⟨
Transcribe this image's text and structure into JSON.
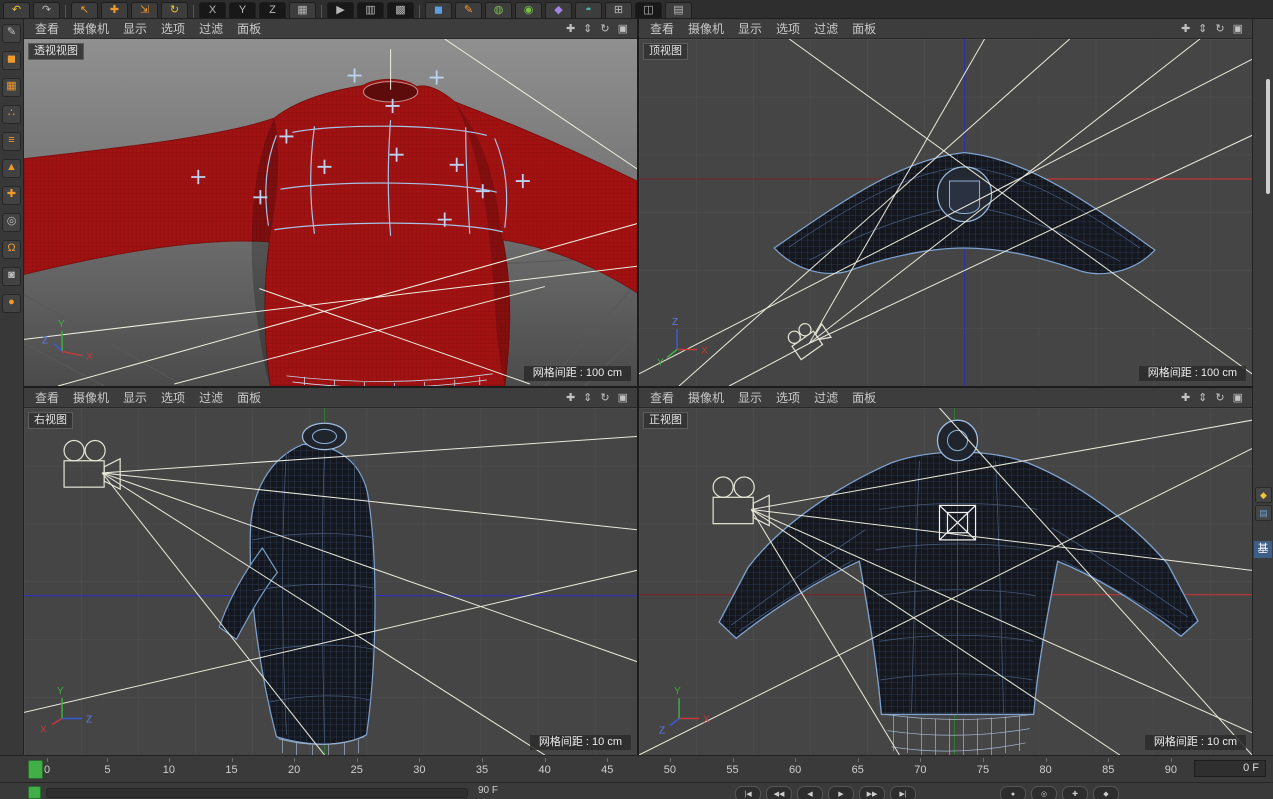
{
  "axes": {
    "x": "X",
    "y": "Y",
    "z": "Z"
  },
  "colors": {
    "mesh_red": "#a31212",
    "wire_blue": "#7fa3cf",
    "axis_green": "#3fae3f",
    "axis_red": "#c23b3b",
    "axis_blue": "#3a5bd9",
    "marker_green": "#41ae47",
    "ui_background": "#3a3a3a",
    "accent_orange": "#f09a2e"
  },
  "toolbar": {
    "icons": [
      {
        "name": "undo",
        "glyph": "↶"
      },
      {
        "name": "redo",
        "glyph": "↷"
      },
      {
        "name": "live-selection",
        "glyph": "↖"
      },
      {
        "name": "move-tool",
        "glyph": "✚"
      },
      {
        "name": "scale-tool",
        "glyph": "⇲"
      },
      {
        "name": "rotate-tool",
        "glyph": "↻"
      },
      {
        "name": "x-axis-lock",
        "glyph": "X"
      },
      {
        "name": "y-axis-lock",
        "glyph": "Y"
      },
      {
        "name": "z-axis-lock",
        "glyph": "Z"
      },
      {
        "name": "coordinate-system",
        "glyph": "▦"
      },
      {
        "name": "render-view",
        "glyph": "▶"
      },
      {
        "name": "render-picture-viewer",
        "glyph": "▥"
      },
      {
        "name": "render-settings",
        "glyph": "▩"
      },
      {
        "name": "primitive-cube",
        "glyph": "◼"
      },
      {
        "name": "spline-pen",
        "glyph": "✎"
      },
      {
        "name": "generators",
        "glyph": "◍"
      },
      {
        "name": "modeling-tools",
        "glyph": "◉"
      },
      {
        "name": "deformers",
        "glyph": "◆"
      },
      {
        "name": "environment-objects",
        "glyph": "◓"
      },
      {
        "name": "mograph",
        "glyph": "⊞"
      },
      {
        "name": "camera-objects",
        "glyph": "◫"
      },
      {
        "name": "display-settings",
        "glyph": "▤"
      }
    ]
  },
  "sidebar": {
    "icons": [
      {
        "name": "make-editable",
        "glyph": "✎"
      },
      {
        "name": "model-mode",
        "glyph": "◼"
      },
      {
        "name": "texture-mode",
        "glyph": "▦"
      },
      {
        "name": "points-mode",
        "glyph": "∴"
      },
      {
        "name": "edges-mode",
        "glyph": "≡"
      },
      {
        "name": "polygons-mode",
        "glyph": "▲"
      },
      {
        "name": "enable-axis",
        "glyph": "✚"
      },
      {
        "name": "viewport-solo",
        "glyph": "◎"
      },
      {
        "name": "snap",
        "glyph": "Ω"
      },
      {
        "name": "lock-workplane",
        "glyph": "◙"
      },
      {
        "name": "quantize",
        "glyph": "●"
      }
    ]
  },
  "viewport_nav": {
    "pan": "✚",
    "zoom": "⇕",
    "rotate": "↻",
    "toggle": "▣"
  },
  "viewports": [
    {
      "label": "透视视图",
      "grid_label": "网格间距 : 100 cm",
      "menu": [
        "查看",
        "摄像机",
        "显示",
        "选项",
        "过滤",
        "面板"
      ]
    },
    {
      "label": "顶视图",
      "grid_label": "网格间距 : 100 cm",
      "menu": [
        "查看",
        "摄像机",
        "显示",
        "选项",
        "过滤",
        "面板"
      ]
    },
    {
      "label": "右视图",
      "grid_label": "网格间距 : 10 cm",
      "menu": [
        "查看",
        "摄像机",
        "显示",
        "选项",
        "过滤",
        "面板"
      ]
    },
    {
      "label": "正视图",
      "grid_label": "网格间距 : 10 cm",
      "menu": [
        "查看",
        "摄像机",
        "显示",
        "选项",
        "过滤",
        "面板"
      ]
    }
  ],
  "timeline": {
    "ticks": [
      "0",
      "5",
      "10",
      "15",
      "20",
      "25",
      "30",
      "35",
      "40",
      "45",
      "50",
      "55",
      "60",
      "65",
      "70",
      "75",
      "80",
      "85",
      "90"
    ],
    "frame_field": "0 F"
  },
  "bottom_bar": {
    "range_end": "90 F",
    "playback": [
      {
        "name": "goto-start",
        "glyph": "|◀"
      },
      {
        "name": "prev-key",
        "glyph": "◀◀"
      },
      {
        "name": "prev-frame",
        "glyph": "◀"
      },
      {
        "name": "play",
        "glyph": "▶"
      },
      {
        "name": "next-frame",
        "glyph": "▶▶"
      },
      {
        "name": "goto-end",
        "glyph": "▶|"
      }
    ],
    "record": [
      {
        "name": "record-keyframe",
        "glyph": "●"
      },
      {
        "name": "autokey",
        "glyph": "◎"
      },
      {
        "name": "record-position",
        "glyph": "✚"
      },
      {
        "name": "record-scale",
        "glyph": "◆"
      }
    ]
  },
  "right_strip": {
    "tab_label": "基"
  }
}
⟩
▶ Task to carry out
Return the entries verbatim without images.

▶ Response to this exercise
Transcribe this image's text and structure into JSON.
{
  "axes": {
    "x": "X",
    "y": "Y",
    "z": "Z"
  },
  "colors": {
    "mesh_red": "#a31212",
    "wire_blue": "#7fa3cf",
    "axis_green": "#3fae3f",
    "axis_red": "#c23b3b",
    "axis_blue": "#3a5bd9",
    "marker_green": "#41ae47",
    "ui_background": "#3a3a3a",
    "accent_orange": "#f09a2e"
  },
  "toolbar": {
    "icons": [
      {
        "name": "undo",
        "glyph": "↶"
      },
      {
        "name": "redo",
        "glyph": "↷"
      },
      {
        "name": "live-selection",
        "glyph": "↖"
      },
      {
        "name": "move-tool",
        "glyph": "✚"
      },
      {
        "name": "scale-tool",
        "glyph": "⇲"
      },
      {
        "name": "rotate-tool",
        "glyph": "↻"
      },
      {
        "name": "x-axis-lock",
        "glyph": "X"
      },
      {
        "name": "y-axis-lock",
        "glyph": "Y"
      },
      {
        "name": "z-axis-lock",
        "glyph": "Z"
      },
      {
        "name": "coordinate-system",
        "glyph": "▦"
      },
      {
        "name": "render-view",
        "glyph": "▶"
      },
      {
        "name": "render-picture-viewer",
        "glyph": "▥"
      },
      {
        "name": "render-settings",
        "glyph": "▩"
      },
      {
        "name": "primitive-cube",
        "glyph": "◼"
      },
      {
        "name": "spline-pen",
        "glyph": "✎"
      },
      {
        "name": "generators",
        "glyph": "◍"
      },
      {
        "name": "modeling-tools",
        "glyph": "◉"
      },
      {
        "name": "deformers",
        "glyph": "◆"
      },
      {
        "name": "environment-objects",
        "glyph": "◓"
      },
      {
        "name": "mograph",
        "glyph": "⊞"
      },
      {
        "name": "camera-objects",
        "glyph": "◫"
      },
      {
        "name": "display-settings",
        "glyph": "▤"
      }
    ]
  },
  "sidebar": {
    "icons": [
      {
        "name": "make-editable",
        "glyph": "✎"
      },
      {
        "name": "model-mode",
        "glyph": "◼"
      },
      {
        "name": "texture-mode",
        "glyph": "▦"
      },
      {
        "name": "points-mode",
        "glyph": "∴"
      },
      {
        "name": "edges-mode",
        "glyph": "≡"
      },
      {
        "name": "polygons-mode",
        "glyph": "▲"
      },
      {
        "name": "enable-axis",
        "glyph": "✚"
      },
      {
        "name": "viewport-solo",
        "glyph": "◎"
      },
      {
        "name": "snap",
        "glyph": "Ω"
      },
      {
        "name": "lock-workplane",
        "glyph": "◙"
      },
      {
        "name": "quantize",
        "glyph": "●"
      }
    ]
  },
  "viewport_nav": {
    "pan": "✚",
    "zoom": "⇕",
    "rotate": "↻",
    "toggle": "▣"
  },
  "viewports": [
    {
      "label": "透视视图",
      "grid_label": "网格间距 : 100 cm",
      "menu": [
        "查看",
        "摄像机",
        "显示",
        "选项",
        "过滤",
        "面板"
      ]
    },
    {
      "label": "顶视图",
      "grid_label": "网格间距 : 100 cm",
      "menu": [
        "查看",
        "摄像机",
        "显示",
        "选项",
        "过滤",
        "面板"
      ]
    },
    {
      "label": "右视图",
      "grid_label": "网格间距 : 10 cm",
      "menu": [
        "查看",
        "摄像机",
        "显示",
        "选项",
        "过滤",
        "面板"
      ]
    },
    {
      "label": "正视图",
      "grid_label": "网格间距 : 10 cm",
      "menu": [
        "查看",
        "摄像机",
        "显示",
        "选项",
        "过滤",
        "面板"
      ]
    }
  ],
  "timeline": {
    "ticks": [
      "0",
      "5",
      "10",
      "15",
      "20",
      "25",
      "30",
      "35",
      "40",
      "45",
      "50",
      "55",
      "60",
      "65",
      "70",
      "75",
      "80",
      "85",
      "90"
    ],
    "frame_field": "0 F"
  },
  "bottom_bar": {
    "range_end": "90 F",
    "playback": [
      {
        "name": "goto-start",
        "glyph": "|◀"
      },
      {
        "name": "prev-key",
        "glyph": "◀◀"
      },
      {
        "name": "prev-frame",
        "glyph": "◀"
      },
      {
        "name": "play",
        "glyph": "▶"
      },
      {
        "name": "next-frame",
        "glyph": "▶▶"
      },
      {
        "name": "goto-end",
        "glyph": "▶|"
      }
    ],
    "record": [
      {
        "name": "record-keyframe",
        "glyph": "●"
      },
      {
        "name": "autokey",
        "glyph": "◎"
      },
      {
        "name": "record-position",
        "glyph": "✚"
      },
      {
        "name": "record-scale",
        "glyph": "◆"
      }
    ]
  },
  "right_strip": {
    "tab_label": "基"
  }
}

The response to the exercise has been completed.